Dan Leviton spent most of his life preparing to die.
For more than three decades, the University of Maryland health professor taught courses on death education that drew hundreds of students every semester. One young woman came because of a near-death experience she’d had at age 10, when a wave washed over her in Atlantic City. Another was grieving from the loss of her father in a plane crash. More than a few students over the years were contemplating suicide.
Many came simply because they knew Leviton’s reputation as a phenomenal professor. In the American “death-denying culture,” as Leviton once called it, his classroom was one place to look for answers about the end of life.
One of the lessons he taught his students was about fear. While they might fear how they would die, he sometimes said — in a fire, in war, of a painful disease — they shouldn’t fear death. The process of dying may be wrenching for you and the people who love you, but the end itself, as one former student put it, is “simple and concrete.”
And he taught that lesson not just in a classroom, but, eventually, through his own example.
Leviton’s death at age 80 came May 13, at his home in Adelphi, after three years of esophageal cancer. Though he tried chemotherapy and radiation, said his wife, Susan Leviton, at a certain point, he was no longer a sick man, but a dying one.
He tried to prepare his wife, his two children, his friends and even himself for the loss. In e-mails to those closest to him, he did what he had counseled his students to do when their own time came: He reckoned with his life, including his regrets, and said goodbye.
Leviton convened discussion groups at his home every few months to talk about death, and about life. The friends and former students who attended the meetings compare the experience to “Tuesdays With Morrie,” writer Mitch Albom’s book about his visits with a beloved former professor who was dying of Lou Gehrig’s disease.
Leviton was a teacher “absolutely to the end,” said Linda Campanelli, a former student who went to the meetings. Another of his lessons, she said, is that “loss is germane to every day of our lives.”
“Whether we’re shedding skin cells ... or whether we lose something of great value,” she said, the study of death prepares a person for much more.
Leviton came to the University of Maryland faculty in the late 1960s as a health education professor and soon joined a movement in the United States to make “thanatology,” the study of death, part of university education. In 1973,Time magazine reported that about 70 American colleges and schools offered courses on the subject.
He was a big man with a bigger voice. Leviton loved the opera — it matched his intensity. Like opera star Luciano Pavarotti, he carried a handkerchief. He often became so animated during his lectures that he had to dry the sweat from his brow and bald head.
Nothing was untouchable. Sometimes, Campanelli recalled, Leviton walked around campus wearing an orange T-shirt that read, “Sex and death, death and sex: Nothing is taboo.”
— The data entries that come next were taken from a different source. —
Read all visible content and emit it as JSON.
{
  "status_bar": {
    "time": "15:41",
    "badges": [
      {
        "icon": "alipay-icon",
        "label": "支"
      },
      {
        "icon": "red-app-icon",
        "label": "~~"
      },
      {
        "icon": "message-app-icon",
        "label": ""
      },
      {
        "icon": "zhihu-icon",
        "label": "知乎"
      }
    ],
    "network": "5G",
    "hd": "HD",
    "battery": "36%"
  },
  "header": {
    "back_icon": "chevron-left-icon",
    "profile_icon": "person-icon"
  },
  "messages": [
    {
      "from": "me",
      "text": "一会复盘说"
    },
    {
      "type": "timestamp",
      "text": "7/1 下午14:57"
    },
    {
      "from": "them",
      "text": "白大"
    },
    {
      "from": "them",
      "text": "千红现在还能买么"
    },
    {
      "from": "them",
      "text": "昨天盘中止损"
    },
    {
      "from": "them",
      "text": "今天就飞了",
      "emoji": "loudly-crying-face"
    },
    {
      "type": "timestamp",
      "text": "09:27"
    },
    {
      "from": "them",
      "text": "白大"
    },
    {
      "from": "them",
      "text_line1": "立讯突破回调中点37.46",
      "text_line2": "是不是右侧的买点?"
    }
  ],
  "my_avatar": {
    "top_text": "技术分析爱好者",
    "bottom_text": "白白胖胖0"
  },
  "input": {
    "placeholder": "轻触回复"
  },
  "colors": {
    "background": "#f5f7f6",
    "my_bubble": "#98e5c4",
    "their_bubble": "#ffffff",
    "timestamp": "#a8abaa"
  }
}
In the 1970s, he started an adult health and development program, which included a course on sexuality, to teach 20-somethings what it’s like to get old. In another course, he made students cover their eyes with plastic wrap and stuff cotton balls in their ears to simulate sight and hearing loss.
“Right off, you knew he was a different sort of teacher,” said former student Kevin Carroll.
Leviton also matched students with elderly people in the Washington area who arrived by the busload for Saturday activities and summer camps organized through the program. They came for companionship and in return showed the students how to age.
“We like to think of it as an intergenerational love-in,” Leviton told The Post in 1979.
Leviton retired in 2006. Until the end of his career, he focused on the topic that had most inspired him: the end of life.
In the months since Leviton’s death, his loved ones have confronted their grief without the one person who probably knew the most about it.
“The two of us talked about … what it was going to be like,” his wife said. “... You could say that I was very prepared, but you’re still very shocked.”
“Death always comes as a surprise,” as Leviton once told The Washington Post.
Leviton’s influence lives on in his students. Today, Campanelli teaches human sexuality at George Washington University.
Carroll, who said he never forgot the elderly friends he made through Leviton’s program, is a neuropsychologist specializing in geriatrics.
Ursula Nogic, a painter who used to work in the Prince George’s County department of aging, says Leviton’s teachings still resonate. “He helped formulate a more positive outlook on the whole aging experience for me,” she said. “And that’s huge.”
Memories of Leviton also linger with Geraldine Sottek, the mother of a young woman, Susan, who died of viral encephalitis in 1978, during the second semester of her senior year at U-Md. At the time, she was taking Leviton’s death education class.
Every day during the month Susan spent in a hospital intensive care unit, Leviton called to check on her. He reported the news to her classmates, so they could learn about dying through Susan’s death.
The calls, Susan’s mother recently recalled, were very comforting. He “made such an impression.”
Emily Langer is a Washington Post staff writer. She can be reached at firstname.lastname@example.org.